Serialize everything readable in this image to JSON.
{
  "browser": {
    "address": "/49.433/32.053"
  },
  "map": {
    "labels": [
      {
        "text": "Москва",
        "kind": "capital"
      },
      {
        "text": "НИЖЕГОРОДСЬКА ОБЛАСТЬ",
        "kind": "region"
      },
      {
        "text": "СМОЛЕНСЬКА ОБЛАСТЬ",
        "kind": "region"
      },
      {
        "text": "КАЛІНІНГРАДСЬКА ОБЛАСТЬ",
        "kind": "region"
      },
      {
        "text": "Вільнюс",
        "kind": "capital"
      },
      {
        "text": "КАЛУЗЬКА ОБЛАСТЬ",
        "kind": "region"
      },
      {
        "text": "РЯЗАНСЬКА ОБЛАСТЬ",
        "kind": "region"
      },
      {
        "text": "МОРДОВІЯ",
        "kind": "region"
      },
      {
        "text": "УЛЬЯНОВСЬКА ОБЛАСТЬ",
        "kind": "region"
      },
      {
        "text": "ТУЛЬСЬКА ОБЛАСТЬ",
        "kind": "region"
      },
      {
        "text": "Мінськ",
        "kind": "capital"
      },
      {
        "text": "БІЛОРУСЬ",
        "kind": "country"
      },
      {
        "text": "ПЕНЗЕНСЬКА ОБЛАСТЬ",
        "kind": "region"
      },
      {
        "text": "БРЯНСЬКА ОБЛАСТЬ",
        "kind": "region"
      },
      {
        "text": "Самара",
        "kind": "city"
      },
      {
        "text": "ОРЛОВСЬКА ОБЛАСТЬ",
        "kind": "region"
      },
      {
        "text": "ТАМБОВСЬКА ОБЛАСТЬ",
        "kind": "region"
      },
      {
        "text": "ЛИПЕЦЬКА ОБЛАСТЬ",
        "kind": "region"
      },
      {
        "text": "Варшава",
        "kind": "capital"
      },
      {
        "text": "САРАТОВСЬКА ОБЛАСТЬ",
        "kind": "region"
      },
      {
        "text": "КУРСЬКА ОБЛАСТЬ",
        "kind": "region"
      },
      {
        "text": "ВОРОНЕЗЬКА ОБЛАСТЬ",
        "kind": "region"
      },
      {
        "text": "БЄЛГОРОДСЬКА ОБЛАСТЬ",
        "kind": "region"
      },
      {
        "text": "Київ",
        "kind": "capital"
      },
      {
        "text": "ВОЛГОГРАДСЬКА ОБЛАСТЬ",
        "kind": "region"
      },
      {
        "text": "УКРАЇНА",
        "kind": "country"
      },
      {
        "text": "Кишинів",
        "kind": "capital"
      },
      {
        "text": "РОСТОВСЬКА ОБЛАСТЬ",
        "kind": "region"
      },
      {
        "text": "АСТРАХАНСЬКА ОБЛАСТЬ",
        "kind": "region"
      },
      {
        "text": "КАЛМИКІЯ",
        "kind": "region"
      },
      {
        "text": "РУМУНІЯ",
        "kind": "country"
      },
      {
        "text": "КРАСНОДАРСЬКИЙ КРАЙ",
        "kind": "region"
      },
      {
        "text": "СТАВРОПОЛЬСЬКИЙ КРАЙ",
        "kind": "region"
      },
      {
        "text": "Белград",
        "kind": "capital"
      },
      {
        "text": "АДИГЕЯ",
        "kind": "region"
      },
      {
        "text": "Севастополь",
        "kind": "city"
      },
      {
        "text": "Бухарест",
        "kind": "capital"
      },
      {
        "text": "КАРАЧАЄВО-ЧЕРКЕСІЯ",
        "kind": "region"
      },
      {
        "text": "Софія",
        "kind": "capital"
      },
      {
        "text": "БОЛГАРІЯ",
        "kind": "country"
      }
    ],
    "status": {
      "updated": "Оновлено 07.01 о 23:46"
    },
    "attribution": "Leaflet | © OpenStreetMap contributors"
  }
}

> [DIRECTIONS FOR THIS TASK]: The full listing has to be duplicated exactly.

> [THE ANSWER]:
Serialize everything readable in this image to JSON.
{
  "browser": {
    "address": "/49.433/32.053"
  },
  "map": {
    "labels": [
      {
        "text": "Москва",
        "kind": "capital"
      },
      {
        "text": "НИЖЕГОРОДСЬКА ОБЛАСТЬ",
        "kind": "region"
      },
      {
        "text": "СМОЛЕНСЬКА ОБЛАСТЬ",
        "kind": "region"
      },
      {
        "text": "КАЛІНІНГРАДСЬКА ОБЛАСТЬ",
        "kind": "region"
      },
      {
        "text": "Вільнюс",
        "kind": "capital"
      },
      {
        "text": "КАЛУЗЬКА ОБЛАСТЬ",
        "kind": "region"
      },
      {
        "text": "РЯЗАНСЬКА ОБЛАСТЬ",
        "kind": "region"
      },
      {
        "text": "МОРДОВІЯ",
        "kind": "region"
      },
      {
        "text": "УЛЬЯНОВСЬКА ОБЛАСТЬ",
        "kind": "region"
      },
      {
        "text": "ТУЛЬСЬКА ОБЛАСТЬ",
        "kind": "region"
      },
      {
        "text": "Мінськ",
        "kind": "capital"
      },
      {
        "text": "БІЛОРУСЬ",
        "kind": "country"
      },
      {
        "text": "ПЕНЗЕНСЬКА ОБЛАСТЬ",
        "kind": "region"
      },
      {
        "text": "БРЯНСЬКА ОБЛАСТЬ",
        "kind": "region"
      },
      {
        "text": "Самара",
        "kind": "city"
      },
      {
        "text": "ОРЛОВСЬКА ОБЛАСТЬ",
        "kind": "region"
      },
      {
        "text": "ТАМБОВСЬКА ОБЛАСТЬ",
        "kind": "region"
      },
      {
        "text": "ЛИПЕЦЬКА ОБЛАСТЬ",
        "kind": "region"
      },
      {
        "text": "Варшава",
        "kind": "capital"
      },
      {
        "text": "САРАТОВСЬКА ОБЛАСТЬ",
        "kind": "region"
      },
      {
        "text": "КУРСЬКА ОБЛАСТЬ",
        "kind": "region"
      },
      {
        "text": "ВОРОНЕЗЬКА ОБЛАСТЬ",
        "kind": "region"
      },
      {
        "text": "БЄЛГОРОДСЬКА ОБЛАСТЬ",
        "kind": "region"
      },
      {
        "text": "Київ",
        "kind": "capital"
      },
      {
        "text": "ВОЛГОГРАДСЬКА ОБЛАСТЬ",
        "kind": "region"
      },
      {
        "text": "УКРАЇНА",
        "kind": "country"
      },
      {
        "text": "Кишинів",
        "kind": "capital"
      },
      {
        "text": "РОСТОВСЬКА ОБЛАСТЬ",
        "kind": "region"
      },
      {
        "text": "АСТРАХАНСЬКА ОБЛАСТЬ",
        "kind": "region"
      },
      {
        "text": "КАЛМИКІЯ",
        "kind": "region"
      },
      {
        "text": "РУМУНІЯ",
        "kind": "country"
      },
      {
        "text": "КРАСНОДАРСЬКИЙ КРАЙ",
        "kind": "region"
      },
      {
        "text": "СТАВРОПОЛЬСЬКИЙ КРАЙ",
        "kind": "region"
      },
      {
        "text": "Белград",
        "kind": "capital"
      },
      {
        "text": "АДИГЕЯ",
        "kind": "region"
      },
      {
        "text": "Севастополь",
        "kind": "city"
      },
      {
        "text": "Бухарест",
        "kind": "capital"
      },
      {
        "text": "КАРАЧАЄВО-ЧЕРКЕСІЯ",
        "kind": "region"
      },
      {
        "text": "Софія",
        "kind": "capital"
      },
      {
        "text": "БОЛГАРІЯ",
        "kind": "country"
      }
    ],
    "status": {
      "updated": "Оновлено 07.01 о 23:46"
    },
    "attribution": "Leaflet | © OpenStreetMap contributors"
  }
}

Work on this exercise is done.